There is no doubt that new digital technologies hand a lot of control to consumers but they also create new opportunities for online marketers.
Now that consumers are armed with iPods, TiVo machines, Blackberries, search engines, broadband connections, spam filters and a variety of other digital technologies, they have gained unprecedented control over the media and content to which they are exposed. As a result, marketers are facing an increasingly complex web of challenges, including media fragmentation, excessive commercial clutter and a growing resistance among consumers towards marketing messages of all kinds.
Data from Forrester Research, published in late 2004, showed that, even then, a majority of North American Internet users deployed a range of ad-blocking services and devices. 63% of those surveyed then used a pop-up blocker, with an another 13% intending to deploy one during 2005.
The intentions of consumers are clear. A survey from Find/SVP, published in August 2005, implied that 62% of US DVR owners saw avoiding commercials as a benefit of the device.
But all is not lost!
In fact, digital technologies also offer significant new opportunities, whether your goals are direct response or branding in nature.

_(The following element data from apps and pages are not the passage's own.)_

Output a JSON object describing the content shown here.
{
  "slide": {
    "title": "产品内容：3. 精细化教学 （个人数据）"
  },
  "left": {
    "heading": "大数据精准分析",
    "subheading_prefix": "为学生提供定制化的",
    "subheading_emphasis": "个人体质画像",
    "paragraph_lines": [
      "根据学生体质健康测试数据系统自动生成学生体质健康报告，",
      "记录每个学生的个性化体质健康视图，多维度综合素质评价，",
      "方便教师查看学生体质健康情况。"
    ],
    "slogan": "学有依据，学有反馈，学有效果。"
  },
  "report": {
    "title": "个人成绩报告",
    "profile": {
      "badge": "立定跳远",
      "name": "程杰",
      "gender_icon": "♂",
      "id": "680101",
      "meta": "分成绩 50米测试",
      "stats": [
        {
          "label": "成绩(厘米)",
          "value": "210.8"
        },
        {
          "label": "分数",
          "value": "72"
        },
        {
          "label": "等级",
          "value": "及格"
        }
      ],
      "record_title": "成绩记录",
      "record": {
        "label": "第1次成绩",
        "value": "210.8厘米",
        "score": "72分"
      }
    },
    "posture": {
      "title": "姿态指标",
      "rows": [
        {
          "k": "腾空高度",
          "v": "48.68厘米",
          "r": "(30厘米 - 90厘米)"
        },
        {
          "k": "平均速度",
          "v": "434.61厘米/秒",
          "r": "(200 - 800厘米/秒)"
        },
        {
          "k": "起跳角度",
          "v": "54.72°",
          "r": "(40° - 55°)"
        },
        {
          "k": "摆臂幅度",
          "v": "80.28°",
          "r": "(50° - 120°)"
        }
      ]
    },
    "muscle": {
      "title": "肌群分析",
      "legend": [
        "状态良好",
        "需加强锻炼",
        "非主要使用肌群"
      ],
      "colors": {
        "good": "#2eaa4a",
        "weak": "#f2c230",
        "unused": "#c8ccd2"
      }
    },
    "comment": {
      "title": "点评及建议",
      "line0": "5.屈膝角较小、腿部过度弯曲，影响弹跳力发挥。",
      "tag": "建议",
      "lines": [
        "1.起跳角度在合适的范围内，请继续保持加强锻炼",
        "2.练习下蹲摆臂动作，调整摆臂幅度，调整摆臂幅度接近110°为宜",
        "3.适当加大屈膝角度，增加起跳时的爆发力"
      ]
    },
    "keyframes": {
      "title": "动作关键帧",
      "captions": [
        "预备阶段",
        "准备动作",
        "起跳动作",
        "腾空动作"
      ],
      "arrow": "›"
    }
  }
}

Online marketing, an industry that is growing at double-digit rates, allows marketers to "engage" with their audiences in new and profound ways.
This potential is reflected in the trends in spending on online advertising. In 2005, total online ad spending in the US grew by 30% to reach a total of $12.5 billion. eMarketer projects that growth will remain strong through to 2010, with all types of advertising showing substantial increases.
One powerful example, and a driving force behind the growth in overall spending, is the use of paid search. This continues to grow and expand into new areas like local, video and audio search. eMarketer projects that total US spending on paid search advertising will reach close to $11.3 billion in 2010, up from an estimated $6.5 billion in 2006.
Behavioral targeting and contextual advertising are other online tactics that will help create new opportunities and improve the effectiveness of online advertising. Newer interactive ad formats, such as online video, rich media, ad-supported online games, mobile marketing, blogs and podcasting are also becoming vital tools for savvy marketers in all vertical sectors.
So there is clearly huge potential but successfully marketing to newly empowered consumers depends critically on adopting the right strategy and tactics. Many online marketers are currently confronted with the task of puzzling out what these are.
And the answer?